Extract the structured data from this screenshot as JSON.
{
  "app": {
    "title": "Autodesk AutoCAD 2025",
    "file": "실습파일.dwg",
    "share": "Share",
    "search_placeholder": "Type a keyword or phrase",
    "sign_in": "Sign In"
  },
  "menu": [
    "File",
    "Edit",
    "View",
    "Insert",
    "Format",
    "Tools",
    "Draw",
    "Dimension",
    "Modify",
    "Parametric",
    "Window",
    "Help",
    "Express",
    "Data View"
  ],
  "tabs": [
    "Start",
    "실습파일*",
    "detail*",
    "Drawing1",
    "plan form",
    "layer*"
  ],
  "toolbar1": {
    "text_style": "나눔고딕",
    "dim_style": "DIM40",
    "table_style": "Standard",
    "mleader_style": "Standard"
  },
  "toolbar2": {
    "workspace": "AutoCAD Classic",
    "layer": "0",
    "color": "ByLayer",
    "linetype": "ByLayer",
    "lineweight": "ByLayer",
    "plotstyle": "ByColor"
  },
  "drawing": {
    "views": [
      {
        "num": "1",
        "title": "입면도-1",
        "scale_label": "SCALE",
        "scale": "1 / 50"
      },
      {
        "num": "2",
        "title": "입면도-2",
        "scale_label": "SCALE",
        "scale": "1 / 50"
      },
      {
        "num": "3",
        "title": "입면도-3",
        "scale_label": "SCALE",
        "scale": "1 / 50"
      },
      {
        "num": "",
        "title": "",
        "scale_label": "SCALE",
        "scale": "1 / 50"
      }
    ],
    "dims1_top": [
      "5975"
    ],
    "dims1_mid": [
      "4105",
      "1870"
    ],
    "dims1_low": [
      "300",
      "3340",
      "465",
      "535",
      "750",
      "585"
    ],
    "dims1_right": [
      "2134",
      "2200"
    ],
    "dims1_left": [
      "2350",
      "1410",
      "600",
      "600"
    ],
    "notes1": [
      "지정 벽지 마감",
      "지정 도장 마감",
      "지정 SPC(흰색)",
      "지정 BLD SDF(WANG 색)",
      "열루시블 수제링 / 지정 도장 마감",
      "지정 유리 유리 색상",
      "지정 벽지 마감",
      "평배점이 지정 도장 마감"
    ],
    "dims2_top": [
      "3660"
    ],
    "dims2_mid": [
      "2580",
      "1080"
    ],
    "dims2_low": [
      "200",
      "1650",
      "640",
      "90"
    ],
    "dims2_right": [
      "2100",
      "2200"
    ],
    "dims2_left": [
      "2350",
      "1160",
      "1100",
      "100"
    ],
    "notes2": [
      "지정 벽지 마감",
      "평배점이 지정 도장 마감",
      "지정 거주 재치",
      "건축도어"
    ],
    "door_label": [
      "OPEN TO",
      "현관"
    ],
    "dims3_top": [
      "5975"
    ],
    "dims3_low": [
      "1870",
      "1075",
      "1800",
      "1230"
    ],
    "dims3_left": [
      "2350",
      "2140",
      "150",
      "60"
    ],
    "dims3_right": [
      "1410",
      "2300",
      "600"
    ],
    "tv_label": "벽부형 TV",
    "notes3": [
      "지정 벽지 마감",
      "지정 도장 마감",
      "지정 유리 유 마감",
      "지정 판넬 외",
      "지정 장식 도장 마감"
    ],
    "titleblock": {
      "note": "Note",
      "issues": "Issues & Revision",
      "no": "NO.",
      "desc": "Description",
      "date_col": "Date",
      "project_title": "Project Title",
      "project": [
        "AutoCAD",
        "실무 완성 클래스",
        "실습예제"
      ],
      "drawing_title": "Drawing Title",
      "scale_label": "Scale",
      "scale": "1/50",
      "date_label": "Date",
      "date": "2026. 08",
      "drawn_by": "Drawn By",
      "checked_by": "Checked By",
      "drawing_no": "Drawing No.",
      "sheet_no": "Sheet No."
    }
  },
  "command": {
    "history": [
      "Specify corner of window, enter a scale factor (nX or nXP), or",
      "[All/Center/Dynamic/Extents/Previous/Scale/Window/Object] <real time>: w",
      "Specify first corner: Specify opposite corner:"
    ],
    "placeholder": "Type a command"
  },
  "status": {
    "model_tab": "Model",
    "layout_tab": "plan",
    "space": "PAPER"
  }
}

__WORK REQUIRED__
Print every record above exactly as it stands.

__EXERCISE SOLUTION__
Extract the structured data from this screenshot as JSON.
{
  "app": {
    "title": "Autodesk AutoCAD 2025",
    "file": "실습파일.dwg",
    "share": "Share",
    "search_placeholder": "Type a keyword or phrase",
    "sign_in": "Sign In"
  },
  "menu": [
    "File",
    "Edit",
    "View",
    "Insert",
    "Format",
    "Tools",
    "Draw",
    "Dimension",
    "Modify",
    "Parametric",
    "Window",
    "Help",
    "Express",
    "Data View"
  ],
  "tabs": [
    "Start",
    "실습파일*",
    "detail*",
    "Drawing1",
    "plan form",
    "layer*"
  ],
  "toolbar1": {
    "text_style": "나눔고딕",
    "dim_style": "DIM40",
    "table_style": "Standard",
    "mleader_style": "Standard"
  },
  "toolbar2": {
    "workspace": "AutoCAD Classic",
    "layer": "0",
    "color": "ByLayer",
    "linetype": "ByLayer",
    "lineweight": "ByLayer",
    "plotstyle": "ByColor"
  },
  "drawing": {
    "views": [
      {
        "num": "1",
        "title": "입면도-1",
        "scale_label": "SCALE",
        "scale": "1 / 50"
      },
      {
        "num": "2",
        "title": "입면도-2",
        "scale_label": "SCALE",
        "scale": "1 / 50"
      },
      {
        "num": "3",
        "title": "입면도-3",
        "scale_label": "SCALE",
        "scale": "1 / 50"
      },
      {
        "num": "",
        "title": "",
        "scale_label": "SCALE",
        "scale": "1 / 50"
      }
    ],
    "dims1_top": [
      "5975"
    ],
    "dims1_mid": [
      "4105",
      "1870"
    ],
    "dims1_low": [
      "300",
      "3340",
      "465",
      "535",
      "750",
      "585"
    ],
    "dims1_right": [
      "2134",
      "2200"
    ],
    "dims1_left": [
      "2350",
      "1410",
      "600",
      "600"
    ],
    "notes1": [
      "지정 벽지 마감",
      "지정 도장 마감",
      "지정 SPC(흰색)",
      "지정 BLD SDF(WANG 색)",
      "열루시블 수제링 / 지정 도장 마감",
      "지정 유리 유리 색상",
      "지정 벽지 마감",
      "평배점이 지정 도장 마감"
    ],
    "dims2_top": [
      "3660"
    ],
    "dims2_mid": [
      "2580",
      "1080"
    ],
    "dims2_low": [
      "200",
      "1650",
      "640",
      "90"
    ],
    "dims2_right": [
      "2100",
      "2200"
    ],
    "dims2_left": [
      "2350",
      "1160",
      "1100",
      "100"
    ],
    "notes2": [
      "지정 벽지 마감",
      "평배점이 지정 도장 마감",
      "지정 거주 재치",
      "건축도어"
    ],
    "door_label": [
      "OPEN TO",
      "현관"
    ],
    "dims3_top": [
      "5975"
    ],
    "dims3_low": [
      "1870",
      "1075",
      "1800",
      "1230"
    ],
    "dims3_left": [
      "2350",
      "2140",
      "150",
      "60"
    ],
    "dims3_right": [
      "1410",
      "2300",
      "600"
    ],
    "tv_label": "벽부형 TV",
    "notes3": [
      "지정 벽지 마감",
      "지정 도장 마감",
      "지정 유리 유 마감",
      "지정 판넬 외",
      "지정 장식 도장 마감"
    ],
    "titleblock": {
      "note": "Note",
      "issues": "Issues & Revision",
      "no": "NO.",
      "desc": "Description",
      "date_col": "Date",
      "project_title": "Project Title",
      "project": [
        "AutoCAD",
        "실무 완성 클래스",
        "실습예제"
      ],
      "drawing_title": "Drawing Title",
      "scale_label": "Scale",
      "scale": "1/50",
      "date_label": "Date",
      "date": "2026. 08",
      "drawn_by": "Drawn By",
      "checked_by": "Checked By",
      "drawing_no": "Drawing No.",
      "sheet_no": "Sheet No."
    }
  },
  "command": {
    "history": [
      "Specify corner of window, enter a scale factor (nX or nXP), or",
      "[All/Center/Dynamic/Extents/Previous/Scale/Window/Object] <real time>: w",
      "Specify first corner: Specify opposite corner:"
    ],
    "placeholder": "Type a command"
  },
  "status": {
    "model_tab": "Model",
    "layout_tab": "plan",
    "space": "PAPER"
  }
}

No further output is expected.